Textile manufacturers in the country have appealed to the Federal Government to stop selling gas to local industries in dollars.
According to them, the payment of the gas tariff in the United States dollar is counter-productive to local manufacturers, a development that has made the commodity unaffordable to many businesses.
Speaking under the aegis of the Nigerian Textile Manufacturers Association, operators in the sector stressed that the gas being supplied to the local industries was costlier than what the commodity was selling for in the international market.
The Director-General, NTMA, Mr. Hamma Kwajaffa, who made the group’s position known in a presentation that was made available to our correspondent in Abuja on Wednesday, said, “The price of gas supplied to the local industry is pegged to the American dollar and was not reviewed after the drop in global oil and gas prices.
“The current domestic tariff at $7.38/mmscf is three times the price of gas in the international market.

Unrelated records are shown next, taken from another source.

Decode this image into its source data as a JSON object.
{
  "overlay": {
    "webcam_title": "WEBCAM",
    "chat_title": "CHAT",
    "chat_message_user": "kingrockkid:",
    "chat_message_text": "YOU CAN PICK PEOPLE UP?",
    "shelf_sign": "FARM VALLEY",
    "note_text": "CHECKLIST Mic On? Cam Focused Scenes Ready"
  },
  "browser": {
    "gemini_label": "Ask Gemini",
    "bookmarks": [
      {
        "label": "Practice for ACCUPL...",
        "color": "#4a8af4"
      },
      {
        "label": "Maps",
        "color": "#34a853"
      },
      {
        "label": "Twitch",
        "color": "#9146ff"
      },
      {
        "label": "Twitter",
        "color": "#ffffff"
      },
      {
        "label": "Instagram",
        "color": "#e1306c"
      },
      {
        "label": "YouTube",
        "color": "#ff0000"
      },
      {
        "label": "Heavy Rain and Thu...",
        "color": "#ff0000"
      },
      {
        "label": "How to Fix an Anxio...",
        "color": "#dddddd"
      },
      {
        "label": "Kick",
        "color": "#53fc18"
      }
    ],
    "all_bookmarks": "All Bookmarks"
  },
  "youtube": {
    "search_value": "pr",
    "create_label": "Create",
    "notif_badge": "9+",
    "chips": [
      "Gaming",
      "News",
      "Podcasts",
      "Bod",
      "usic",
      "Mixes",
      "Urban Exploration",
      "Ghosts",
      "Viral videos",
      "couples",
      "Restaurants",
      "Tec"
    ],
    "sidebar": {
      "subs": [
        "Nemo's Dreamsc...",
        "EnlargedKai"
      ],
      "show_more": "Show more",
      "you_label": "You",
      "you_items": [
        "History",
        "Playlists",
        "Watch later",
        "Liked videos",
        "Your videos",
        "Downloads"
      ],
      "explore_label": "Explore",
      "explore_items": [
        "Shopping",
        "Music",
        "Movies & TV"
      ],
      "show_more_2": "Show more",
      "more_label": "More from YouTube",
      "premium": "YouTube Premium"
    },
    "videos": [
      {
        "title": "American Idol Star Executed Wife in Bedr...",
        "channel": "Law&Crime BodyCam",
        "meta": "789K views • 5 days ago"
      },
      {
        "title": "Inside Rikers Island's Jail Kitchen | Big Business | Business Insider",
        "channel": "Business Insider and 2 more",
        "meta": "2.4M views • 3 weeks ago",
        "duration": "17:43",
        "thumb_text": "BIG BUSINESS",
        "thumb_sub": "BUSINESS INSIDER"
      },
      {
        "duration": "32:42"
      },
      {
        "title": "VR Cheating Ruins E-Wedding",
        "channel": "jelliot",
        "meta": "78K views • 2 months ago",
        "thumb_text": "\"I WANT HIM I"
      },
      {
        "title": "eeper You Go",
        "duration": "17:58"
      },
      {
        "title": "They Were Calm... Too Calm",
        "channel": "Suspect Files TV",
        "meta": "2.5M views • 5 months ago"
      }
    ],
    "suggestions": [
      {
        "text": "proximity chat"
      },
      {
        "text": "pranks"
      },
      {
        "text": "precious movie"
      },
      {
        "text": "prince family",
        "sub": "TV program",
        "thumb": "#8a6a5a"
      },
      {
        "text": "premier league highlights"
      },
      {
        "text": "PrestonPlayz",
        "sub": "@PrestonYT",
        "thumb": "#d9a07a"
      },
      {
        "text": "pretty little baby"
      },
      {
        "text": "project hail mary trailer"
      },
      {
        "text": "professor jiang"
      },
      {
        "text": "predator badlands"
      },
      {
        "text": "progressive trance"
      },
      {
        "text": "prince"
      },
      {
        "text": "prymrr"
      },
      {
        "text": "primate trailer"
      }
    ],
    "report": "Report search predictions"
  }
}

There is a need to review the tariff on gas supplied to the industries in naira, which should be affordable.”
The Federal Ministry of Petroleum Resources and the Ministry of Power, Works and Housing on several occasions had made it clear that the cost of gas to the power plants was lower than what industrial gas users were paying.
Both ministries also stated that gas was an international commodity and, hence, it was being priced in the US dollar.

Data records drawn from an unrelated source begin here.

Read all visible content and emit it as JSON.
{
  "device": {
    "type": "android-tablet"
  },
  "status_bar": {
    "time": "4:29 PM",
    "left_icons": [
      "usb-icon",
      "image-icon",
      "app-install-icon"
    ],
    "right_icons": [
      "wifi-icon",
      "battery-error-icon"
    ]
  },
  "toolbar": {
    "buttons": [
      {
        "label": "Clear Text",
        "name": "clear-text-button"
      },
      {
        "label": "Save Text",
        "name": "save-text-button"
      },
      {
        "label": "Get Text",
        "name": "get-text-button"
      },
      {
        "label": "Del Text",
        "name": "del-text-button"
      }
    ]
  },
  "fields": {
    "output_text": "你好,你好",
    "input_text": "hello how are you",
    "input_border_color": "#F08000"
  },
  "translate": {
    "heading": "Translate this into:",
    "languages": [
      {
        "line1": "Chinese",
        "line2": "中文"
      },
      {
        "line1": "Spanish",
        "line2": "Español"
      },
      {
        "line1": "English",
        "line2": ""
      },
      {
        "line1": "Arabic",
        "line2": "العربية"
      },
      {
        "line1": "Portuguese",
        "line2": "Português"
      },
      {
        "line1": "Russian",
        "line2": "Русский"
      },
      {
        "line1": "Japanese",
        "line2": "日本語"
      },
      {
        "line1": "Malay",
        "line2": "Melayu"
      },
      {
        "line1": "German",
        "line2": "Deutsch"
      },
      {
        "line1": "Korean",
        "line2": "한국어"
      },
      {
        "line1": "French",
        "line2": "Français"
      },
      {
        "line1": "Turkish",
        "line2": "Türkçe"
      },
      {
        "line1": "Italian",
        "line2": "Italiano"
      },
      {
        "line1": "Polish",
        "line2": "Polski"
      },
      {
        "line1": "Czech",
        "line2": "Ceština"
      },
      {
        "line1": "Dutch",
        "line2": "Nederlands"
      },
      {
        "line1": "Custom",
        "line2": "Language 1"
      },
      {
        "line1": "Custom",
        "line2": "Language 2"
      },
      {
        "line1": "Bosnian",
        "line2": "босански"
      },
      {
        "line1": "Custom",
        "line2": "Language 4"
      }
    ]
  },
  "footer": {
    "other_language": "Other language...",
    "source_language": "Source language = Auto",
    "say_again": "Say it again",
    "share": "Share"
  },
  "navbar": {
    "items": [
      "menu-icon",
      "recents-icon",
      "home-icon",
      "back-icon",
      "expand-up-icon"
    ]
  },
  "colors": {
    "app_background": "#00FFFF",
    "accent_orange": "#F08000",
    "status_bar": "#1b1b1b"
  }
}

Kwajaffa, however, stated that despite the government’s pledge to revive the textile sector, the reality on ground was worrisome.
He said the prevailing harsh environment had no doubt dealt a serious blow to the already fragile sector, adding that Nigeria was currently spending over $4bn annually to import textiles and ready-made clothing.
“Our country has the potential to produce for the local market, export to the ECOWAS market of 175 million people, and to the developed world, but smuggled goods continue to flood major textile markets in Kantin Kwari, Kano, Balogun and Oshodi in Lagos,” he stated.
Kwajaffa noted that a number of recommendations on how to revive the sector had been made available to the government, adding that urgent steps must be taken to save the industry from collapse.
He said, “Scarcity of black oil has crippled the operations of the textile mills in the North. There is a need to ensure availability of the fuel to the textile mills by way of direct allocation from the Kaduna and other refineries. Consistent supply of certified seeds is required to ensure adequate supply of cotton to the local textile industry
“Under the dual exchange rate policy being currently pursued, the CBN should allocate forex at the official rate to textile manufacturers for meeting the need for import of essential raw materials by the textile mills. The need for import substitution has never been felt stronger before. The government should persuade its MDAs to source all their uniforms from the local textile mills.
“The scheme for the supply of free meals to schoolchildren should be extended to free uniforms to be procured by the government from local textile mills. Government should check the influx of smuggled goods and take action against counterfeit textiles, which fake the Nigerian trademarks.”